Perspective: The Only Perk of My Job Was Being Able to Watch My Friend Die
I closed the lid on PCR thermal cycler 2, checked the hallway was clear, then snuck out in the opposite direction to my lab.
My lanyard allowed me access to anywhere in the hospital, so I swiped my way through the closed ward doors with a satisfying beep. I wasn’t 100% sure I was supposed to be in there, but no one was 100% clear on the ever-changing COVID-19 rules, and the nurses all smiled at me as I passed - or at least I think they did - beneath their fitted masks.
I found the bed number my friend had texted earlier - it changed often - and rounded the curtains to see him leaning against the dull, gray window. Folded up on a visitor chair, his arms were around his legs under a blanket, like he was trying to make himself small. He was a very tall guy, so this was no easy feat.
“So, how’s it going today?” I enquired, plopping myself in a socially distanced, ugly orange chair.
“Apparently one of my tumors has managed to fracture my spine. I barely even felt it over the other stuff.” His eyes were dull, reflecting the gray, cloudy window, and my heart sank. How far can a heart sink? It seemed to sink a little more with every scrap of bad news, but there was always more room to keep sinking. I tried not to let it show as painful pictures of our times surfing, hiking, and camping together flashed across my mind. Things you probably couldn’t do with a fractured, tumor-riddled spine.
These good times weren’t that long ago. We’d only met about 8 months prior when he’d flown home from Canada after a shock diagnosis of stage four lung cancer in mid-2019. He’d had a niggling cough, he’d told me, and had delayed going to the doctor since it was expensive for a traveler. They’d sent him home as soon as possible for treatment.
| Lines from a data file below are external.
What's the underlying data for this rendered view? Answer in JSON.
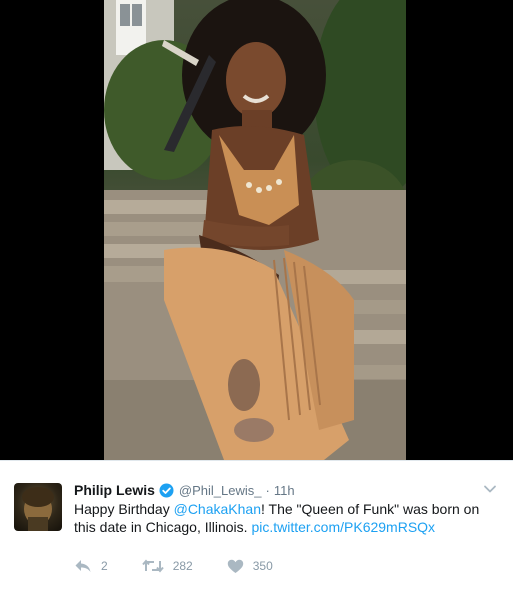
{
  "tweet": {
    "author_name": "Philip Lewis",
    "handle": "@Phil_Lewis_",
    "separator": "·",
    "time": "11h",
    "text_before": "Happy Birthday ",
    "mention": "@ChakaKhan",
    "text_after": "! The  \"Queen of Funk\" was born on this date in Chicago, Illinois. ",
    "pic_link": "pic.twitter.com/PK629mRSQx",
    "reply_count": "2",
    "retweet_count": "282",
    "like_count": "350"
  },
  "colors": {
    "link": "#1da1f2",
    "verified_badge": "#1da1f2",
    "muted_text": "#657786",
    "action_icon": "#aab8c2",
    "media_background": "#000000"
  },
  "icons": {
    "verified": "verified-badge-icon",
    "caret": "chevron-down-icon",
    "reply": "reply-icon",
    "retweet": "retweet-icon",
    "like": "heart-icon"
  }
}
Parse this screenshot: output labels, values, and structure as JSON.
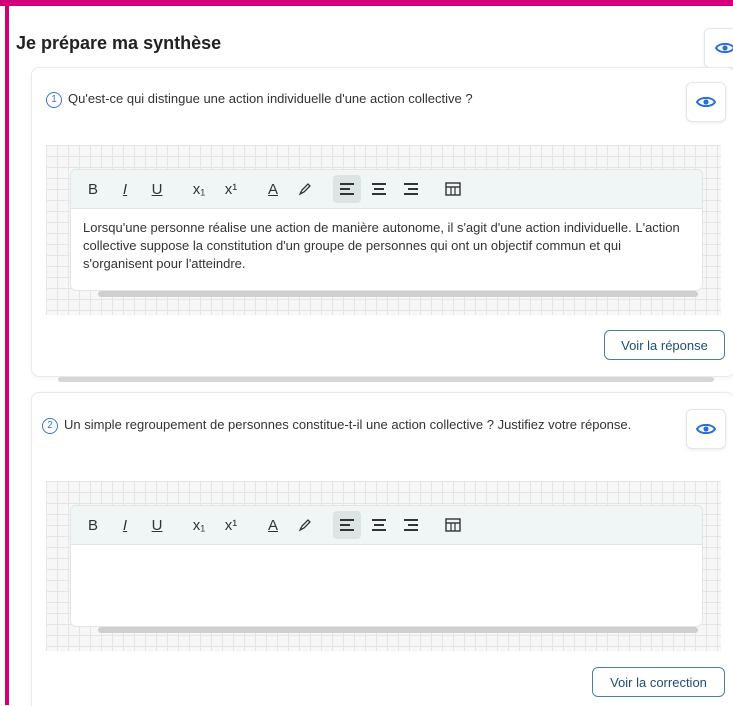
{
  "section": {
    "title": "Je prépare ma synthèse"
  },
  "questions": [
    {
      "number": "1",
      "text": "Qu'est-ce qui distingue une action individuelle d'une action collective ?",
      "answer": "Lorsqu'une personne réalise une action de manière autonome, il s'agit d'une action individuelle. L'action collective suppose la constitution d'un groupe de personnes qui ont un objectif commun et qui s'organisent pour l'atteindre.",
      "button_label": "Voir la réponse"
    },
    {
      "number": "2",
      "text": "Un simple regroupement de personnes constitue-t-il une action collective ? Justifiez votre réponse.",
      "answer": "",
      "button_label": "Voir la correction"
    }
  ],
  "toolbar": {
    "bold": "B",
    "italic": "I",
    "underline": "U",
    "subscript": "x₁",
    "superscript": "x¹",
    "font_color": "A",
    "highlight_icon": "highlighter-icon",
    "align_left_icon": "align-left-icon",
    "align_center_icon": "align-center-icon",
    "align_right_icon": "align-right-icon",
    "table_icon": "table-icon"
  },
  "colors": {
    "frame": "#d1007a",
    "accent": "#3a73d8",
    "button_border": "#4a7fa0"
  }
}
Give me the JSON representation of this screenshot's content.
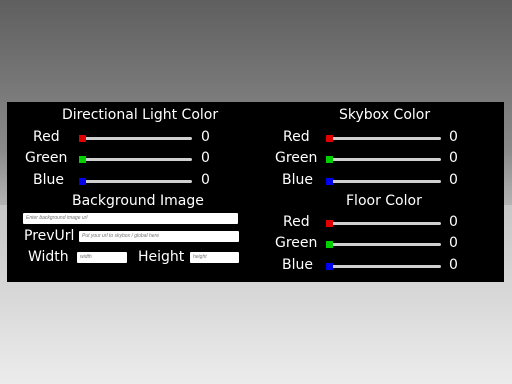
{
  "directional": {
    "title": "Directional Light Color",
    "red": {
      "label": "Red",
      "value": "0",
      "color": "#e00000"
    },
    "green": {
      "label": "Green",
      "value": "0",
      "color": "#00d000"
    },
    "blue": {
      "label": "Blue",
      "value": "0",
      "color": "#0000f0"
    }
  },
  "skybox": {
    "title": "Skybox Color",
    "red": {
      "label": "Red",
      "value": "0",
      "color": "#e00000"
    },
    "green": {
      "label": "Green",
      "value": "0",
      "color": "#00d000"
    },
    "blue": {
      "label": "Blue",
      "value": "0",
      "color": "#0000f0"
    }
  },
  "floor": {
    "title": "Floor Color",
    "red": {
      "label": "Red",
      "value": "0",
      "color": "#e00000"
    },
    "green": {
      "label": "Green",
      "value": "0",
      "color": "#00d000"
    },
    "blue": {
      "label": "Blue",
      "value": "0",
      "color": "#0000f0"
    }
  },
  "background": {
    "title": "Background Image",
    "url_placeholder": "Enter background image url",
    "prev_label": "PrevUrl",
    "prev_placeholder": "Put your url to skybox / global here",
    "width_label": "Width",
    "width_placeholder": "width",
    "height_label": "Height",
    "height_placeholder": "height"
  }
}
I tried not to let it show as painful pictures of our times surfing, hiking, and camping together flashed across my mind. Things you probably couldn’t do with a fractured, tumor-riddled spine.
He’d told me all this while playing board games at our mutual friend’s house, looking like any normal, healthy, 29-year-old. He wasn’t coughing or anything, but I guess he was already on some form of suppressive medication. With a dry, blunt kind of humor, he explained that he’d like to do as much ‘fun shit’ as possible while he felt OK. He was even planning a ‘retirement trip’ around Australia, in a van he was going to handyman into a mobile home with the help of YouTube. Complete with solar panels for dimmable lights. I was immediately inspired to get involved, and definitely on board to partake in all the ‘fun shit.’
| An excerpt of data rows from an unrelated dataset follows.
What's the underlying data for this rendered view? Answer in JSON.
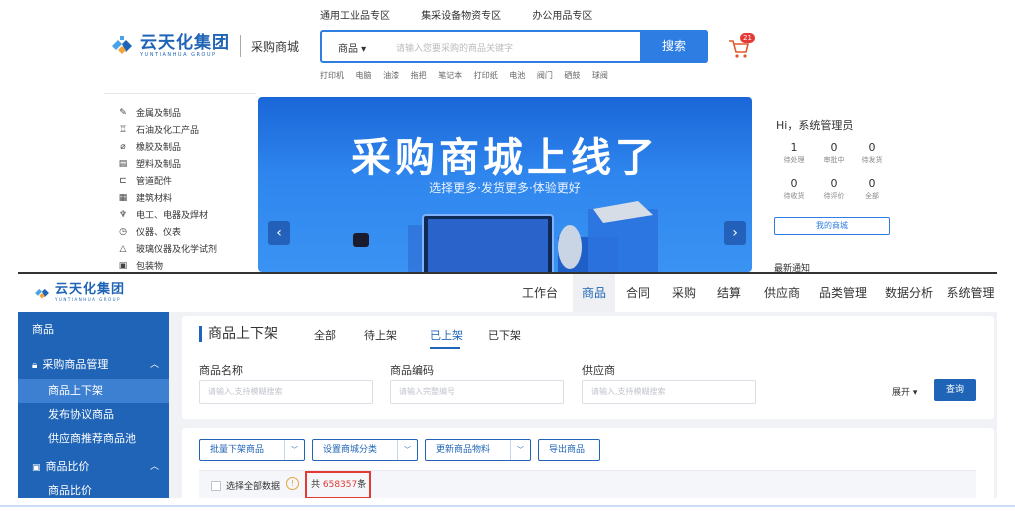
{
  "shop": {
    "toplinks": [
      "通用工业品专区",
      "集采设备物资专区",
      "办公用品专区"
    ],
    "logo_cn": "云天化集团",
    "logo_en": "YUNTIANHUA GROUP",
    "logo_sub": "采购商城",
    "search_category": "商品 ▾",
    "search_placeholder": "请输入您要采购的商品关键字",
    "search_button": "搜索",
    "cart_count": "21",
    "hotwords": [
      "打印机",
      "电脑",
      "油漆",
      "拖把",
      "笔记本",
      "打印纸",
      "电池",
      "阀门",
      "硒鼓",
      "球阀"
    ],
    "categories": [
      {
        "icon": "wrench-icon",
        "glyph": "✎",
        "label": "金属及制品"
      },
      {
        "icon": "oil-icon",
        "glyph": "♖",
        "label": "石油及化工产品"
      },
      {
        "icon": "rubber-icon",
        "glyph": "⌀",
        "label": "橡胶及制品"
      },
      {
        "icon": "plastic-icon",
        "glyph": "▤",
        "label": "塑料及制品"
      },
      {
        "icon": "pipe-icon",
        "glyph": "⊏",
        "label": "管道配件"
      },
      {
        "icon": "building-icon",
        "glyph": "▦",
        "label": "建筑材料"
      },
      {
        "icon": "electric-icon",
        "glyph": "♆",
        "label": "电工、电器及焊材"
      },
      {
        "icon": "gauge-icon",
        "glyph": "◷",
        "label": "仪器、仪表"
      },
      {
        "icon": "flask-icon",
        "glyph": "△",
        "label": "玻璃仪器及化学试剂"
      },
      {
        "icon": "package-icon",
        "glyph": "▣",
        "label": "包装物"
      }
    ],
    "banner_title": "采购商城上线了",
    "banner_subtitle": "选择更多·发货更多·体验更好",
    "user_greeting": "Hi，系统管理员",
    "user_stats": [
      {
        "value": "1",
        "label": "待处理"
      },
      {
        "value": "0",
        "label": "审批中"
      },
      {
        "value": "0",
        "label": "待发货"
      },
      {
        "value": "0",
        "label": "待收货"
      },
      {
        "value": "0",
        "label": "待评价"
      },
      {
        "value": "0",
        "label": "全部"
      }
    ],
    "my_mall": "我的商城",
    "notice": "最新通知"
  },
  "admin": {
    "logo_cn": "云天化集团",
    "logo_en": "YUNTIANHUA GROUP",
    "nav": [
      "工作台",
      "商品",
      "合同",
      "采购",
      "结算",
      "供应商",
      "品类管理",
      "数据分析",
      "系统管理"
    ],
    "nav_active": "商品",
    "sidebar": {
      "title": "商品",
      "group": "采购商品管理",
      "items": [
        "商品上下架",
        "发布协议商品",
        "供应商推荐商品池"
      ],
      "group2": "商品比价",
      "item2": "商品比价"
    },
    "page_title": "商品上下架",
    "tabs": [
      "全部",
      "待上架",
      "已上架",
      "已下架"
    ],
    "active_tab": "已上架",
    "filters": [
      {
        "label": "商品名称",
        "placeholder": "请输入,支持模糊搜索"
      },
      {
        "label": "商品编码",
        "placeholder": "请输入完整编号"
      },
      {
        "label": "供应商",
        "placeholder": "请输入,支持模糊搜索"
      }
    ],
    "expand": "展开 ▾",
    "query": "查询",
    "ops": [
      "批量下架商品",
      "设置商城分类",
      "更新商品物料",
      "导出商品"
    ],
    "select_all": "选择全部数据",
    "total_prefix": "共 ",
    "total_count": "658357",
    "total_suffix": "条"
  },
  "colors": {
    "brand": "#1f64b6",
    "accent": "#2e7de3",
    "highlight": "#e53935"
  }
}
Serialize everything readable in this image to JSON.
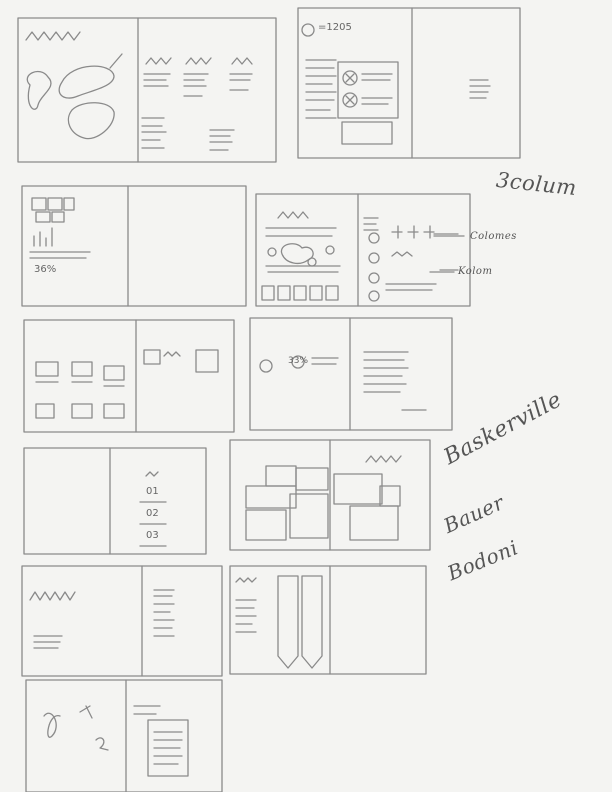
{
  "notes": {
    "three_column": "3colum",
    "kolom_1": "Colomes",
    "kolom_2": "Kolom",
    "font_1": "Baskerville",
    "font_2": "Bauer",
    "font_3": "Bodoni"
  },
  "thumbnails": {
    "t2_header": "=1205",
    "t3_percent": "36%",
    "t8_percent": "33%",
    "t9_num_1": "01",
    "t9_num_2": "02",
    "t9_num_3": "03"
  },
  "ink_color": "#8a8a8a"
}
We bonded pretty quickly over our mutual interests in traveling, exploring, and the outdoors. He’d never tried surfing before but picked it up pretty quickly after borrowing my spare board. Our new surfing group bought matching blue foam boards when they were on sale - he added a white ‘speed stripe’ to tell his apart.
Before setting off to Canada, he’d bought himself some huge, multi-panel world maps, to mark with pins where he was planning to travel in the future. Once he found out I was a travel enthusiast and general map lover, he bestowed one of these maps to me.
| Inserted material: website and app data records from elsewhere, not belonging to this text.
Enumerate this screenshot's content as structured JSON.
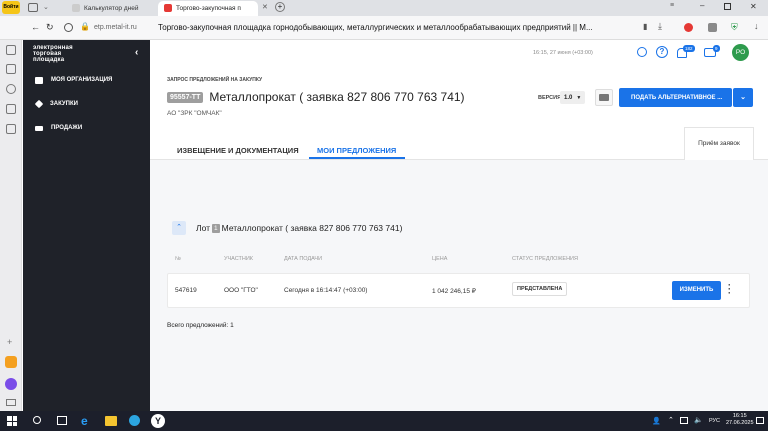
{
  "browser": {
    "ya_badge": "Войти",
    "tabs": [
      {
        "label": "Калькулятор дней"
      },
      {
        "label": "Торгово-закупочная п"
      }
    ],
    "new_tab": "+",
    "url_domain": "etp.metal-it.ru",
    "page_title": "Торгово-закупочная площадка горнодобывающих, металлургических и металлообрабатывающих предприятий || М..."
  },
  "sidebar": {
    "logo_lines": [
      "электронная",
      "торговая",
      "площадка"
    ],
    "collapse": "‹",
    "items": [
      {
        "label": "МОЯ ОРГАНИЗАЦИЯ"
      },
      {
        "label": "ЗАКУПКИ"
      },
      {
        "label": "ПРОДАЖИ"
      }
    ]
  },
  "header": {
    "datetime": "16:15, 27 июня (+03:00)",
    "notif_count": "182",
    "msg_count": "9",
    "avatar": "РО"
  },
  "request": {
    "kicker": "ЗАПРОС ПРЕДЛОЖЕНИЙ НА ЗАКУПКУ",
    "code": "95557-ТТ",
    "title": "Металлопрокат ( заявка 827 806 770 763 741)",
    "org": "АО \"ЗРК \"ОМЧАК\"",
    "version_label": "ВЕРСИЯ",
    "version_value": "1.0",
    "alt_button": "ПОДАТЬ АЛЬТЕРНАТИВНОЕ ..."
  },
  "tabs": {
    "notice": "ИЗВЕЩЕНИЕ И ДОКУМЕНТАЦИЯ",
    "my_offers": "МОИ ПРЕДЛОЖЕНИЯ",
    "status_panel": "Приём заявок"
  },
  "lot": {
    "prefix": "Лот",
    "number": "1",
    "title": "Металлопрокат ( заявка 827 806 770 763 741)"
  },
  "table": {
    "columns": [
      "№",
      "УЧАСТНИК",
      "ДАТА ПОДАЧИ",
      "ЦЕНА",
      "СТАТУС ПРЕДЛОЖЕНИЯ"
    ],
    "row": {
      "number": "547619",
      "participant": "ООО \"ГТО\"",
      "date": "Сегодня в 16:14:47 (+03:00)",
      "price": "1 042 246,15 ₽",
      "status": "ПРЕДСТАВЛЕНА",
      "action": "ИЗМЕНИТЬ"
    },
    "total": "Всего предложений: 1"
  },
  "taskbar": {
    "lang": "РУС",
    "time": "16:15",
    "date": "27.06.2025"
  }
}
“I think you’ll get more use out of it than I will any time soon,” he’d declared, and proceeded to source polystyrene backing, the best glue to use, and helped me mount it to my office wall. It became pretty obvious he was a generous guy, quiet yet thoughtful, and willing to help out wherever he could.
His selflessness got a little frustrating a